## What you will do
Please return every line of the records that contains the word "Church".
---------------
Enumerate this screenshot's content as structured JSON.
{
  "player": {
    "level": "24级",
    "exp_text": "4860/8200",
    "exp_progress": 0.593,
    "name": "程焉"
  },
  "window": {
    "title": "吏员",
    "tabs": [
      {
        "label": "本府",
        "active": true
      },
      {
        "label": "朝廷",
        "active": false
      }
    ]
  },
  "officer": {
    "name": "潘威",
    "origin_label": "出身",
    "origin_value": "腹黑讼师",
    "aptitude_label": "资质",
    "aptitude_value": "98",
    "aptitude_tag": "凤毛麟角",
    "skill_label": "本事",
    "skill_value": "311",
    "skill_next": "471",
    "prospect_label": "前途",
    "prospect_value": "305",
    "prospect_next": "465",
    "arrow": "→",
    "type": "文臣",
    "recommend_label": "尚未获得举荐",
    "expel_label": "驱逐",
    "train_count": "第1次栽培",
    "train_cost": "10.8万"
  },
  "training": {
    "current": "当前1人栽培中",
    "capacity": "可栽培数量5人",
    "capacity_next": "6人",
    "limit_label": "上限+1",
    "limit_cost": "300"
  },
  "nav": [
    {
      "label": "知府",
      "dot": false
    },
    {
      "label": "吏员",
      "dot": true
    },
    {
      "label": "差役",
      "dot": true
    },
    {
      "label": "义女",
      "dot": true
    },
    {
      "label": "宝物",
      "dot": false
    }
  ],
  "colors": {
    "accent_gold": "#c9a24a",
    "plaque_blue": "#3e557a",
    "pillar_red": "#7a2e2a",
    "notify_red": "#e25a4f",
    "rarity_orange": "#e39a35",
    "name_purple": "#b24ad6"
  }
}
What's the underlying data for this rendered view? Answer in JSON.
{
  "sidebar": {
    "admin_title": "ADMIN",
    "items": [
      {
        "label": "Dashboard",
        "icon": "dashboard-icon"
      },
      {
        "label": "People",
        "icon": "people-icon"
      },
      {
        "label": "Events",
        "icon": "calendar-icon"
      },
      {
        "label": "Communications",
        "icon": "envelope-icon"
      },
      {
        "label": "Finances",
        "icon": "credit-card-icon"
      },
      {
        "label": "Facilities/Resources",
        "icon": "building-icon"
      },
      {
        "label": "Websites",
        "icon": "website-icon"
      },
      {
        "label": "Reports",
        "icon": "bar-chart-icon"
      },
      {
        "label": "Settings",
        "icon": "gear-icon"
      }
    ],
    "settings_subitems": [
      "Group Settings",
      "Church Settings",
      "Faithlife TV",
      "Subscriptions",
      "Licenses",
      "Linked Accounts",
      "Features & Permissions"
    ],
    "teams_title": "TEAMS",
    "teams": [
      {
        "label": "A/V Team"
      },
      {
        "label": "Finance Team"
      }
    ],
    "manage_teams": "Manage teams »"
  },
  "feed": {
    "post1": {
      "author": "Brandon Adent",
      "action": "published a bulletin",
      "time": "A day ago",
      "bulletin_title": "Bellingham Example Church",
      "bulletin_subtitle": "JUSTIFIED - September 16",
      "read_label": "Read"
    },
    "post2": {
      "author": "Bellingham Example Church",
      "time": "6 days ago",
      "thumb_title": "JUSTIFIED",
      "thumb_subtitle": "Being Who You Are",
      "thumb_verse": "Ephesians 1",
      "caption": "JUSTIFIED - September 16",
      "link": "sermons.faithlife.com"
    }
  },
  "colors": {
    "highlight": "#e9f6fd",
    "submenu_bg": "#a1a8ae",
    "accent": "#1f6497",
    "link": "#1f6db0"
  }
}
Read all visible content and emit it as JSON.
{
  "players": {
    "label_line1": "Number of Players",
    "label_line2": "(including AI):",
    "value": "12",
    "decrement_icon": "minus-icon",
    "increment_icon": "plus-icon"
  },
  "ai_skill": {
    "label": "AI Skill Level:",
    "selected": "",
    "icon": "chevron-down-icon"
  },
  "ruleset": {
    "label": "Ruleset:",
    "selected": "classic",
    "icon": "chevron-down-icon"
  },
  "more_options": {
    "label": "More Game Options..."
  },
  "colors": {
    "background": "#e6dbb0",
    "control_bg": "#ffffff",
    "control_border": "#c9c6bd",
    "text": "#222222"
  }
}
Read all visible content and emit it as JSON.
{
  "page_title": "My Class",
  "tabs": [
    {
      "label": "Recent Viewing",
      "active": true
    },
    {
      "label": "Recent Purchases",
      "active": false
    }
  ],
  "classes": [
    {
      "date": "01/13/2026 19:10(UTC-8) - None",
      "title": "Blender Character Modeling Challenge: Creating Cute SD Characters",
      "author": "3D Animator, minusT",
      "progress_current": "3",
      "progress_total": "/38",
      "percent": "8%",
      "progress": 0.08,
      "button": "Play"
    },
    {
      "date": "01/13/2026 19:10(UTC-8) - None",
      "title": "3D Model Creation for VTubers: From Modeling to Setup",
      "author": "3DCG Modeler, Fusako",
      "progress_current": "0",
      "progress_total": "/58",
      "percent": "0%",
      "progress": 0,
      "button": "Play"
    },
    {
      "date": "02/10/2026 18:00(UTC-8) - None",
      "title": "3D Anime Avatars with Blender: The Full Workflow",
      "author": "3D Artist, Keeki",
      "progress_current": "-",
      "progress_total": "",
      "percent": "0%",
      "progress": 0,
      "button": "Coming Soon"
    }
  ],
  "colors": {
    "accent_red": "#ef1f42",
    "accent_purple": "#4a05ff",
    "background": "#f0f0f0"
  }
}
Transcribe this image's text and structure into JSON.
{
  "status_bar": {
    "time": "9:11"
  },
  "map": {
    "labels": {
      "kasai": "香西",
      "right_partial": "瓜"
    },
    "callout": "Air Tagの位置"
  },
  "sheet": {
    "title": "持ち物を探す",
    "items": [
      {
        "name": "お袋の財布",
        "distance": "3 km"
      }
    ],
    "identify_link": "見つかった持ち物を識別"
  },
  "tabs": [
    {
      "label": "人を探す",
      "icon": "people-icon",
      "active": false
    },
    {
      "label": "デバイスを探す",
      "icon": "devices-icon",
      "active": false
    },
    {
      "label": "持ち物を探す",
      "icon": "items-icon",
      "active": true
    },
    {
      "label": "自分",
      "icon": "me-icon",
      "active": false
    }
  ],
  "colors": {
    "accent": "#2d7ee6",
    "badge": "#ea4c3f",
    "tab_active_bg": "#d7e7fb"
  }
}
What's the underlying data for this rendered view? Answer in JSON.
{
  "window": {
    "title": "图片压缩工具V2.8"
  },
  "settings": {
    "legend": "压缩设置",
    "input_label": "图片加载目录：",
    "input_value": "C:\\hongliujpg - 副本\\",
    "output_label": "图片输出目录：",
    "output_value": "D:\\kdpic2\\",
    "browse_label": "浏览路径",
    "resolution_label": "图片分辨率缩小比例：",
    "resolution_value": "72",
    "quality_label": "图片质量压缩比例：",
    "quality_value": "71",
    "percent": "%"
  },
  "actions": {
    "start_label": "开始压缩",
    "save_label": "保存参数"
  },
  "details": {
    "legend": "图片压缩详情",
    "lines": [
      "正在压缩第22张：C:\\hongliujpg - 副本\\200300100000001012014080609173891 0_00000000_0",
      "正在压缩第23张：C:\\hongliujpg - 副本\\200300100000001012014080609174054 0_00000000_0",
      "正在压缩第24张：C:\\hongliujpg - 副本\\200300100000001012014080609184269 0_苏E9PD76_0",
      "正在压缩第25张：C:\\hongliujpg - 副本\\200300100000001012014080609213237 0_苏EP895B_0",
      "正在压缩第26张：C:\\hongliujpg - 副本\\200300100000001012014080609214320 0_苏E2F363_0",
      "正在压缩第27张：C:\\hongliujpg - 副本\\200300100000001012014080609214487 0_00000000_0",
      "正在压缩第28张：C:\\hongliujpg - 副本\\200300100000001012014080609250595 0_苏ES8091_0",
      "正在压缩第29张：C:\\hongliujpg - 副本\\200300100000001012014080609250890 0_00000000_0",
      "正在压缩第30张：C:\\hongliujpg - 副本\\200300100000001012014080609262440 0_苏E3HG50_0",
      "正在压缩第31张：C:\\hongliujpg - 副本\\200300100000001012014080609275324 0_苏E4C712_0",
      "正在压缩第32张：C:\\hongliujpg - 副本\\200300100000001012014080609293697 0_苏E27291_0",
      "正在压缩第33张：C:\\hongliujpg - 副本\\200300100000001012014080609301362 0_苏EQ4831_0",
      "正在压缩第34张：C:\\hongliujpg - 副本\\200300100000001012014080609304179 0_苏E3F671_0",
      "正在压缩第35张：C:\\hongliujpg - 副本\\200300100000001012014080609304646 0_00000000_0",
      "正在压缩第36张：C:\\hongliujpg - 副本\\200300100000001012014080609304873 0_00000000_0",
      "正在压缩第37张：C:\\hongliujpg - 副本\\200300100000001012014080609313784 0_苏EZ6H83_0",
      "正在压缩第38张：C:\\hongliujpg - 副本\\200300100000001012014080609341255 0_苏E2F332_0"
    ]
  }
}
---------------
## Solution to this exercise
      "Church Settings",
      "bulletin_title": "Bellingham Example Church",
      "author": "Bellingham Example Church",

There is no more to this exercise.